Cancel OK

H-2A fees increase 7.9 percent

farmworkers heat
A decreased domestic labor pool, increased reliance on the H-2A Visa program, and the program’s flawed wage calculation have dramatically impacted the cost and availability of labor, pricing U.S. growers out of the market.

Visa fees for applicants to the federal H-2A (agricultural guestworker) program have risen from $190 to $205 as of June 17. This is part of a larger fee increase by the State Department for nonimmigrant visa (NIV) applications.

“NIV fees paid prior to June 17, 2023, will remain valid through the expiration date of the fee receipt,” says the department’s website.

“NIV fees are set based on the actual cost of providing NIV services and are determined after conducting a study of the cost of these services,” the department says. “The Department uses an Activity-Based Costing (ABC) methodology to calculate, annually, the cost of providing consular services, including visa services. The fees for most non-petition based NIVs were last updated in 2012, and certain other visa fees were last updated in 2014.”

Originally the fee increase was scheduled for May 30, but the date was postponed.

The new fees represent a 7.9 percent increase. Originally the State Department had proposed an increase to $310, or 63 percent. But the department received 80 comments, most of them saying that agricultural businesses could not handle such an enormous increase.

One comment came from Florida Fruit and Vegetables (FFVA), contending that “the Department’s [original] proposed fee increases are not based on fact.”

In addition to pointing out that “the proposed increase to petition-based NIVs will have a significant economic impact on a substantial number of small businesses,” FFVA asserted that “the Department understates the rule’s impact on the total cost of bringing a worker into the United States” and “the Department has underestimated its projected annual number of applications.”

The author would like to thank Jason Resnick, senior vice president and general counsel for Western Growers, for assistance with this article.
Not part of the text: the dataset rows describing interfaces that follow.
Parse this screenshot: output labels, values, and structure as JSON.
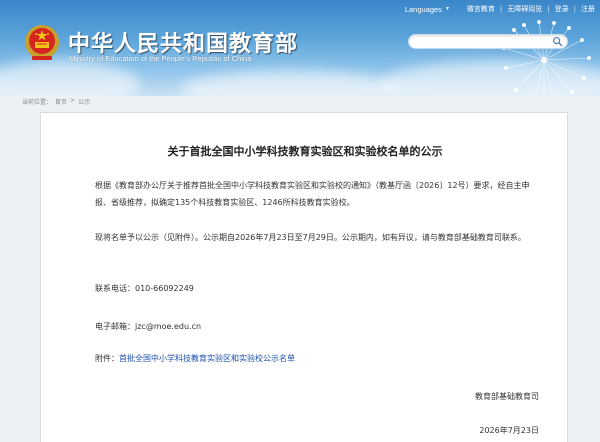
{
  "topbar": {
    "language": "Languages",
    "links": [
      "微言教育",
      "无障碍阅览",
      "登录",
      "注册"
    ]
  },
  "header": {
    "title": "中华人民共和国教育部",
    "subtitle": "Ministry of Education of the People's Republic of China"
  },
  "search": {
    "placeholder": ""
  },
  "breadcrumb": {
    "label": "当前位置：",
    "home": "首页",
    "current": "公示"
  },
  "article": {
    "title": "关于首批全国中小学科技教育实验区和实验校名单的公示",
    "para1": "根据《教育部办公厅关于推荐首批全国中小学科技教育实验区和实验校的通知》（教基厅函〔2026〕12号）要求，经自主申报、省级推荐，拟确定135个科技教育实验区、1246所科技教育实验校。",
    "para2": "现将名单予以公示（见附件）。公示期自2026年7月23日至7月29日。公示期内，如有异议，请与教育部基础教育司联系。",
    "phone": "联系电话：010-66092249",
    "email": "电子邮箱：jzc@moe.edu.cn",
    "attachment_label": "附件：",
    "attachment_link": "首批全国中小学科技教育实验区和实验校公示名单",
    "signature": "教育部基础教育司",
    "date": "2026年7月23日"
  }
}
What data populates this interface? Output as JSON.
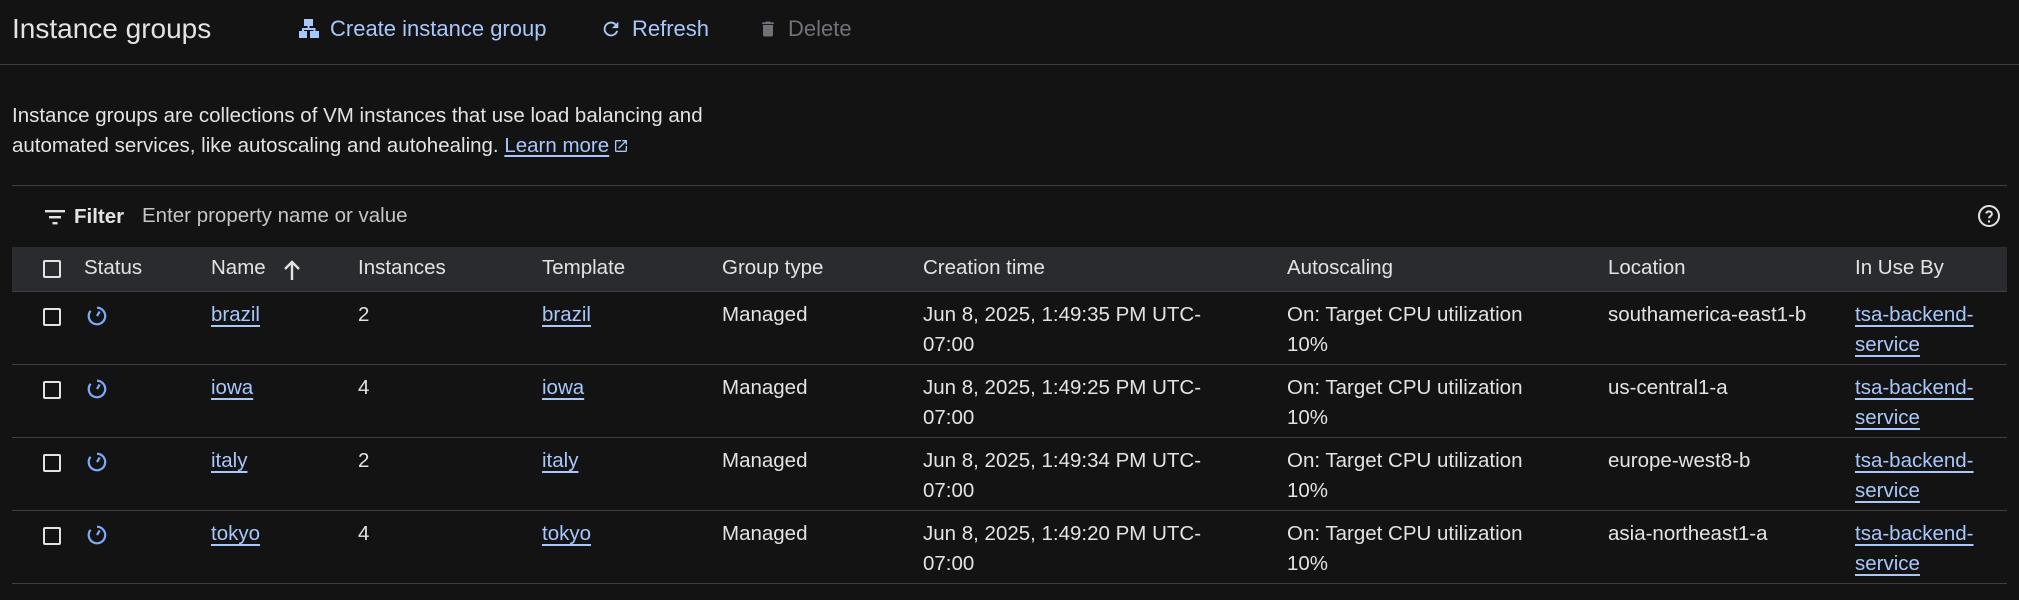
{
  "header": {
    "title": "Instance groups",
    "create_label": "Create instance group",
    "refresh_label": "Refresh",
    "delete_label": "Delete"
  },
  "description": {
    "text": "Instance groups are collections of VM instances that use load balancing and automated services, like autoscaling and autohealing.",
    "learn_more": "Learn more"
  },
  "filter": {
    "label": "Filter",
    "placeholder": "Enter property name or value"
  },
  "table": {
    "columns": {
      "status": "Status",
      "name": "Name",
      "instances": "Instances",
      "template": "Template",
      "group_type": "Group type",
      "creation_time": "Creation time",
      "autoscaling": "Autoscaling",
      "location": "Location",
      "in_use_by": "In Use By"
    },
    "sort": {
      "column": "Name",
      "direction": "ascending"
    },
    "rows": [
      {
        "name": "brazil",
        "instances": "2",
        "template": "brazil",
        "group_type": "Managed",
        "creation_time": "Jun 8, 2025, 1:49:35 PM UTC-07:00",
        "autoscaling": "On: Target CPU utilization 10%",
        "location": "southamerica-east1-b",
        "in_use_by": "tsa-backend-service"
      },
      {
        "name": "iowa",
        "instances": "4",
        "template": "iowa",
        "group_type": "Managed",
        "creation_time": "Jun 8, 2025, 1:49:25 PM UTC-07:00",
        "autoscaling": "On: Target CPU utilization 10%",
        "location": "us-central1-a",
        "in_use_by": "tsa-backend-service"
      },
      {
        "name": "italy",
        "instances": "2",
        "template": "italy",
        "group_type": "Managed",
        "creation_time": "Jun 8, 2025, 1:49:34 PM UTC-07:00",
        "autoscaling": "On: Target CPU utilization 10%",
        "location": "europe-west8-b",
        "in_use_by": "tsa-backend-service"
      },
      {
        "name": "tokyo",
        "instances": "4",
        "template": "tokyo",
        "group_type": "Managed",
        "creation_time": "Jun 8, 2025, 1:49:20 PM UTC-07:00",
        "autoscaling": "On: Target CPU utilization 10%",
        "location": "asia-northeast1-a",
        "in_use_by": "tsa-backend-service"
      }
    ]
  },
  "icons": {
    "create": "instance-group-icon",
    "refresh": "refresh-icon",
    "delete": "trash-icon",
    "filter": "filter-icon",
    "help": "help-icon",
    "status": "status-updating-icon",
    "sort": "arrow-up-icon",
    "external_link": "external-link-icon"
  },
  "colors": {
    "background": "#131314",
    "link": "#a8c7fa",
    "status_icon": "#7cacf8",
    "header_row": "#2a2b2e",
    "disabled": "#6f7378"
  }
}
Richard Smoley, contributing editor for Blue Book Services, Inc., has more than 40 years of experience in magazine writing and editing, and is the former managing editor of California Farmer magazine. A graduate of Harvard and Oxford universities, he has published 12 books.